Set against the wild and perilous background of Scotland in the late 13th century, the adventurous lives of Robert the Bruce’s five sisters come to life through their own words in a series of letters. Courage and tenacity are often associated with Scotland’s great hero, but few appreciate the enormous challenges experienced by these remarkable sisters. Their intimate account of family life resonates still with love, loss and hope.
Isa leaves home to sail to the land of the Vikings to become Queen of Norway whilst her sister, Kirsty, finds herself Countess of Mar and chatelaine of the great Kildrummy Castle in Scotland’s far northeast. Danger looms and the younger sisters, Mathilda and Margaret, escape to Orkney with Kirsty’s children. As Scotland spirals into war, Robert’s sisters face the wrath of King Edward of England, whose vengeance wrought the brutal death of William Wallace. Kirsty is incarcerated alone in an English nunnery, whilst Mary endures years of misery within a cage hanging from the walls of Roxburgh Castle. Under Robert’s kingship, old wounds heal and Scotland’s fighting force achieves a resounding victory at the Battle of Bannockburn. Only then are the fragile, traumatised women released, through the ransoming of English nobles, to return home to rebuild their shattered lives…

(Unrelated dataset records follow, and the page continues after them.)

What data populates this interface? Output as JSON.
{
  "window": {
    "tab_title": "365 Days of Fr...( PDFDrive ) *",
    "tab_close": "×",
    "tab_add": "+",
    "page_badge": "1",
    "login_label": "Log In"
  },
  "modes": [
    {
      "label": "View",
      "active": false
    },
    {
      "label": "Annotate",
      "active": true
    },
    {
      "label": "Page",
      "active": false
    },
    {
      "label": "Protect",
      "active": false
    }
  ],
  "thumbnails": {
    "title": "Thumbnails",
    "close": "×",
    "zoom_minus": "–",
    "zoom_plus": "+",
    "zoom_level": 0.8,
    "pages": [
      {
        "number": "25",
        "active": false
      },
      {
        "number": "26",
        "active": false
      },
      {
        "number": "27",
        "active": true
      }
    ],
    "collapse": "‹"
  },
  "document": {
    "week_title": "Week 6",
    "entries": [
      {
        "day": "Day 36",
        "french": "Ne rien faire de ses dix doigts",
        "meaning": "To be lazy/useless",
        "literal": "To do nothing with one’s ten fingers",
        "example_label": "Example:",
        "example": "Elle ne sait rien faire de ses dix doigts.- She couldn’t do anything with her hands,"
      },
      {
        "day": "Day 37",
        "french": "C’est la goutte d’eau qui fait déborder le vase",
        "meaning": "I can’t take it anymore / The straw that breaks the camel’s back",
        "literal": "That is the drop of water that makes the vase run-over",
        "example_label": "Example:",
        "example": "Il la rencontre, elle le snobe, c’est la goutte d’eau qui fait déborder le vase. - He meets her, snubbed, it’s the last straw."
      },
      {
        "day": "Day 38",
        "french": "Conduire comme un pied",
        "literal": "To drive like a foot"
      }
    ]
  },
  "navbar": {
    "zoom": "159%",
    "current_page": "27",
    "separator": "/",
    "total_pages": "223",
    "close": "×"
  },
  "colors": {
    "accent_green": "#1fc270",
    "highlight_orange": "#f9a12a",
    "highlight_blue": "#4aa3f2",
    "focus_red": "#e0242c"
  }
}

Sisters of the Bruce recounts history through the eyes of Robert the Bruce's sisters as told through letters they sent among each other recounting their own personal experiences. It is evident the author has done a great deal of research into the era and working hard at getting the timeline of events as accurately as possible. The story is powerful and gave me a very strong feel for the desperation and perils of war as experienced by the people. It was an era of hardship and misery and this was clearly portrayed throughout the book.
The fact that this was an expository novel, really appealed to me. And when the sisters wrote history through their own personal experiences and surroundings, I truly enjoyed the story. Sometimes, however, the novel turned dry when the character's point of view diminished into a textbook-like prose, and I struggled to keep interested. I think this novel would be better classified as "creative non-fiction" rather than "historical fiction". Nevertheless, this work is a very worthy read if only to understand the horrible treatment the women suffered as a result of the political climate and the harsh period in which they lived.